[Collected data]
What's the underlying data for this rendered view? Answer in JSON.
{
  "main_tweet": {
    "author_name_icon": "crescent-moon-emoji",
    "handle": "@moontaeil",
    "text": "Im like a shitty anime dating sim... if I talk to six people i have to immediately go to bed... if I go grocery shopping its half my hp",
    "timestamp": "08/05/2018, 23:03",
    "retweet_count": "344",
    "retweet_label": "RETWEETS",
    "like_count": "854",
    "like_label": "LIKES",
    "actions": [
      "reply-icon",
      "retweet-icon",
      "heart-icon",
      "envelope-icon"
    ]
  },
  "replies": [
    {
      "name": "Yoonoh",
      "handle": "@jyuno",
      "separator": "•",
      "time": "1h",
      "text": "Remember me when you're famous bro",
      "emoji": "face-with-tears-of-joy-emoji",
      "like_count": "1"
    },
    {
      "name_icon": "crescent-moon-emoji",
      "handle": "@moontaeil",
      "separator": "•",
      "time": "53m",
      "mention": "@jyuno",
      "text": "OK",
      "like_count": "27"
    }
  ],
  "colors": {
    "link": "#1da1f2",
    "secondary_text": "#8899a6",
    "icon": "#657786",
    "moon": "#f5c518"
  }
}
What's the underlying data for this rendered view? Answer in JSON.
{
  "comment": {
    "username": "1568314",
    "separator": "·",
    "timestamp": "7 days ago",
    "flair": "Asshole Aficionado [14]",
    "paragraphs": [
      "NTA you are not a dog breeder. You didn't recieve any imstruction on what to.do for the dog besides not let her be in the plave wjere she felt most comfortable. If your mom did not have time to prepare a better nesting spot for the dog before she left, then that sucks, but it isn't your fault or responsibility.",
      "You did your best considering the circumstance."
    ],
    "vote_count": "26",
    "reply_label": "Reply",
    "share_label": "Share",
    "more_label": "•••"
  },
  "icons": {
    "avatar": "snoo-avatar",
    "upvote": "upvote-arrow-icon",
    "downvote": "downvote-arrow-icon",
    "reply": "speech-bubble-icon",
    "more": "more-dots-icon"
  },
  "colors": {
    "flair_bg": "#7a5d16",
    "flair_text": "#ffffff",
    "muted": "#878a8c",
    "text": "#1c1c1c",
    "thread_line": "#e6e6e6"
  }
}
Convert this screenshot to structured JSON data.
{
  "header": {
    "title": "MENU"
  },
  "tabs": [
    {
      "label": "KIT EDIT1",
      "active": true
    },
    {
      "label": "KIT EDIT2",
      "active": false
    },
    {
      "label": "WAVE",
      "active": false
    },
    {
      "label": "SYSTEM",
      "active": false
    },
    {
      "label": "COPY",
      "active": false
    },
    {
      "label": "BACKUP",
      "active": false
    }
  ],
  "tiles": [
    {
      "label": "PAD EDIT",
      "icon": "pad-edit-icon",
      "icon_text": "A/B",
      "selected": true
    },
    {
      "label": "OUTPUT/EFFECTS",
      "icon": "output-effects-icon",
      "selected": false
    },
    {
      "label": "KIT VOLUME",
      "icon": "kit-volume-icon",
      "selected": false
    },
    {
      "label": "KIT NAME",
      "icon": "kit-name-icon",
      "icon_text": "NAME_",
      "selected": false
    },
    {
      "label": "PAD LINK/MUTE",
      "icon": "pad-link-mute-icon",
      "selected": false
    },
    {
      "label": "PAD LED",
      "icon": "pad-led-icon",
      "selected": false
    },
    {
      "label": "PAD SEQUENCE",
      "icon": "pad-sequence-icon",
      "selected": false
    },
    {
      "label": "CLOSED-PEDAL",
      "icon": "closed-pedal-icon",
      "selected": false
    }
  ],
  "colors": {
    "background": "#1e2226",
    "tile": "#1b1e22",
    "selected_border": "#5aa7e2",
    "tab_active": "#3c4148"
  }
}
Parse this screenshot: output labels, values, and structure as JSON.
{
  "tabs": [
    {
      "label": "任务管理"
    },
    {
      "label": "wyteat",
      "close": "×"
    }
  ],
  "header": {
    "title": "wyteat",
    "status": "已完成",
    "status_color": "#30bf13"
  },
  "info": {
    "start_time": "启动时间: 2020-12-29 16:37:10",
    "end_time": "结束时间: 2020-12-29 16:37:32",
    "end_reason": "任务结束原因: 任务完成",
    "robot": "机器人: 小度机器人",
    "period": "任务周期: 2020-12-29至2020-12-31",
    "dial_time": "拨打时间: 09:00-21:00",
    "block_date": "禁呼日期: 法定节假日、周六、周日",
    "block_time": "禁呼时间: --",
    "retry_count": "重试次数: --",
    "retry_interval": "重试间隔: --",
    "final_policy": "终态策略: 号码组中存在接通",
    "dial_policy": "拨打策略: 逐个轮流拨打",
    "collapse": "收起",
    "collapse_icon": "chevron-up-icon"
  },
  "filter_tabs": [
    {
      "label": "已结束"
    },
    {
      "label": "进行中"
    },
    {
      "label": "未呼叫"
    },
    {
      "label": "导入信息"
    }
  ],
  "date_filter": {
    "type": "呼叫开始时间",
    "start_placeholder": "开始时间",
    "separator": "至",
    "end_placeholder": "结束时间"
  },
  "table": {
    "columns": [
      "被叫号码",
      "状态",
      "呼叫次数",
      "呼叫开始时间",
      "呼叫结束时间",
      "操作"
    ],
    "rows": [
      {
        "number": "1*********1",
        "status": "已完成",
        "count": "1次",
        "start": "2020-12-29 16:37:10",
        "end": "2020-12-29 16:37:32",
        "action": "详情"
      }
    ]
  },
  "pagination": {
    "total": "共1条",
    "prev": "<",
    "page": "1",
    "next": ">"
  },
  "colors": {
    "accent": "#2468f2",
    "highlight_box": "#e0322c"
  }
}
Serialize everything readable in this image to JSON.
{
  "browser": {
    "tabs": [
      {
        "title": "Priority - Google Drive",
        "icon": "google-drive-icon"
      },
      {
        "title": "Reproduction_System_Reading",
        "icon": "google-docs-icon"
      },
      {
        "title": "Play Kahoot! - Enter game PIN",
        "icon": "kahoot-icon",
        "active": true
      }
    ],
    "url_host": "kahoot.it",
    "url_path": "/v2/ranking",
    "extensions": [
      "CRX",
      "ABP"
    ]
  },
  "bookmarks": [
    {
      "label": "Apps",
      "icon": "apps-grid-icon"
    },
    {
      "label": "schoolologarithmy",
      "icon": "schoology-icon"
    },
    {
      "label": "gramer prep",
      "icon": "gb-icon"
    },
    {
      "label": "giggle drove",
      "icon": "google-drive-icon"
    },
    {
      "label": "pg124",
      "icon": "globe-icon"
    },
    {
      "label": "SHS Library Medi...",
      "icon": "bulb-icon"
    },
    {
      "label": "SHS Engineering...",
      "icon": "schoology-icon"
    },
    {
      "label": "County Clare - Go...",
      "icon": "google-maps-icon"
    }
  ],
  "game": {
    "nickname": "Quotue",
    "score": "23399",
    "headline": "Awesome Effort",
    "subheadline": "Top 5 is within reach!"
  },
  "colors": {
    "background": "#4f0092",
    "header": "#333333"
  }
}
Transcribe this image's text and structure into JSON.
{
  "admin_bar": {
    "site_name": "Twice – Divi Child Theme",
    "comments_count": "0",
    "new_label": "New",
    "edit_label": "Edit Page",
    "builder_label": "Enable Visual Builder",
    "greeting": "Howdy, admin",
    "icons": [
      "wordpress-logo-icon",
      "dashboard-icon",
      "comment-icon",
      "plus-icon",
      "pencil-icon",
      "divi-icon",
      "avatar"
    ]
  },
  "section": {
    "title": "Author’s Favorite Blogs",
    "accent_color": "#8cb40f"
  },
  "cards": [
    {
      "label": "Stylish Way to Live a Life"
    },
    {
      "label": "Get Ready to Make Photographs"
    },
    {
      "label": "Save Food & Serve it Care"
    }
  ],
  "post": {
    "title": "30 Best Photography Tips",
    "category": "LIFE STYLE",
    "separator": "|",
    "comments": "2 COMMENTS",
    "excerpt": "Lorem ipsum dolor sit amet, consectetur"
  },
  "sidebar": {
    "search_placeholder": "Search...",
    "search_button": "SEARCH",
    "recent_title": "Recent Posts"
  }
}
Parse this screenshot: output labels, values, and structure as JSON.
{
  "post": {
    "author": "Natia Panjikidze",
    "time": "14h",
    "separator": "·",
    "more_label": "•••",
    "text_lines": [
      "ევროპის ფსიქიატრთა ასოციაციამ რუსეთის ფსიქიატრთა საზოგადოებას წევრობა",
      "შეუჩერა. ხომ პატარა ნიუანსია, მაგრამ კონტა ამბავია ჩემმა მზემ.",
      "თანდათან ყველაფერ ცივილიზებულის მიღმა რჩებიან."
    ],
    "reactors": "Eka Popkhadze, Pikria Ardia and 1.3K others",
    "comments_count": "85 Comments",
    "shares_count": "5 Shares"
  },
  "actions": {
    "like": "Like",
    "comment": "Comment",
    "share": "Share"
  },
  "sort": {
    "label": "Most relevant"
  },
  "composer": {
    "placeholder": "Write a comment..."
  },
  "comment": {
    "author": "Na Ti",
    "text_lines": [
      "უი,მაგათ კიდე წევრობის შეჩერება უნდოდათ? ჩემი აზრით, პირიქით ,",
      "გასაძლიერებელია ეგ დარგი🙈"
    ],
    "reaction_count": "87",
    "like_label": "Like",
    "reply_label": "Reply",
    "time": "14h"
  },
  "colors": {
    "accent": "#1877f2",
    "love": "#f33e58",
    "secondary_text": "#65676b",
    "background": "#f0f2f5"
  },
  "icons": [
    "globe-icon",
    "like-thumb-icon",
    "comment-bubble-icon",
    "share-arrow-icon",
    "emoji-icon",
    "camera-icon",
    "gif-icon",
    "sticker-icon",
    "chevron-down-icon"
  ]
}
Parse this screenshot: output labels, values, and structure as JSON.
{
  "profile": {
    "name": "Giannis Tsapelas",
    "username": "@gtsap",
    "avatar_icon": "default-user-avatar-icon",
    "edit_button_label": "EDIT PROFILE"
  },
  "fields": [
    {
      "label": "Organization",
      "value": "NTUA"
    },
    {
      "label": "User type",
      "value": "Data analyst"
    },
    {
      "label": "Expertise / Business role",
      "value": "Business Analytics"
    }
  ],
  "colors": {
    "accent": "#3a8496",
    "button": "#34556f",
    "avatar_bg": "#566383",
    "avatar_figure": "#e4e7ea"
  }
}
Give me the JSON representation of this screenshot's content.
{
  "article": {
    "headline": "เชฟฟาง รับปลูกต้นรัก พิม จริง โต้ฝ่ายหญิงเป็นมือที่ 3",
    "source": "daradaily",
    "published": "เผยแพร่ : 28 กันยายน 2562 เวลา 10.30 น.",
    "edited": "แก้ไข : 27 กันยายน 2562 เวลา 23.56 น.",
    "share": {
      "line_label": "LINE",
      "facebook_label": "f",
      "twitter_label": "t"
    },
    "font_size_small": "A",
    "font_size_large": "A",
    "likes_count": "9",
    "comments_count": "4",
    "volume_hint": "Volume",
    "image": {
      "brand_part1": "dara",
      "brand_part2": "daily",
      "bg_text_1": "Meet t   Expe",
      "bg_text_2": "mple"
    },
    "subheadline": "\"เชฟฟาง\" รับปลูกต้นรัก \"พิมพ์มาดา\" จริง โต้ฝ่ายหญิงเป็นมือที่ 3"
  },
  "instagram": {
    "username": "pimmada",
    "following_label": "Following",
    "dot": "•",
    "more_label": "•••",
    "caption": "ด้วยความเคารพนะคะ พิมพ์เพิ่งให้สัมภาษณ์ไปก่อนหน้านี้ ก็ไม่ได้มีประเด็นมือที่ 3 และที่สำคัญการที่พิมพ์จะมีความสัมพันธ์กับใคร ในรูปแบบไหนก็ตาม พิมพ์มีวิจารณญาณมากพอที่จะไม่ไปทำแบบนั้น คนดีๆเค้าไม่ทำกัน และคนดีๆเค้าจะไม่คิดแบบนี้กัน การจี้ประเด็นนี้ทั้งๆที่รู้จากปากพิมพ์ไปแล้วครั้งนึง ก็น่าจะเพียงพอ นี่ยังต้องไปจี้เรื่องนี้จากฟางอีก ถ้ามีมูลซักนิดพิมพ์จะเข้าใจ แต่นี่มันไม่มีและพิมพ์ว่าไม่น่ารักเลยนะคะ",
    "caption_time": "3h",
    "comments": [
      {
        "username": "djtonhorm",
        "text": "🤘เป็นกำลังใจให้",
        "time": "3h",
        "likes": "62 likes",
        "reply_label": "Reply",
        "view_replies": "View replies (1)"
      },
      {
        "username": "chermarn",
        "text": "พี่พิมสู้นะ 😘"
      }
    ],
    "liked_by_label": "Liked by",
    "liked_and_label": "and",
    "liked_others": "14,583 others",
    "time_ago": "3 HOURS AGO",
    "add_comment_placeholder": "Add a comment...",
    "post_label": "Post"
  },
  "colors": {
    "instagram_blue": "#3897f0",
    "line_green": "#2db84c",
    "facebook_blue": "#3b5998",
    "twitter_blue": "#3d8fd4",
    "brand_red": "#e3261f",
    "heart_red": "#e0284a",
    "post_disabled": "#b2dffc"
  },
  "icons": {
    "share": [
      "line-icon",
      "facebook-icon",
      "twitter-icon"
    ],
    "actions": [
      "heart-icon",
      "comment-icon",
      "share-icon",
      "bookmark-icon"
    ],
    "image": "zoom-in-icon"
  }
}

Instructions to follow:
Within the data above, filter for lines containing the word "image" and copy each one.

Exercise response:
Serialize everything readable in this image to JSON.
Transcribe this image's text and structure into JSON.
    "image": {
    "image": "zoom-in-icon"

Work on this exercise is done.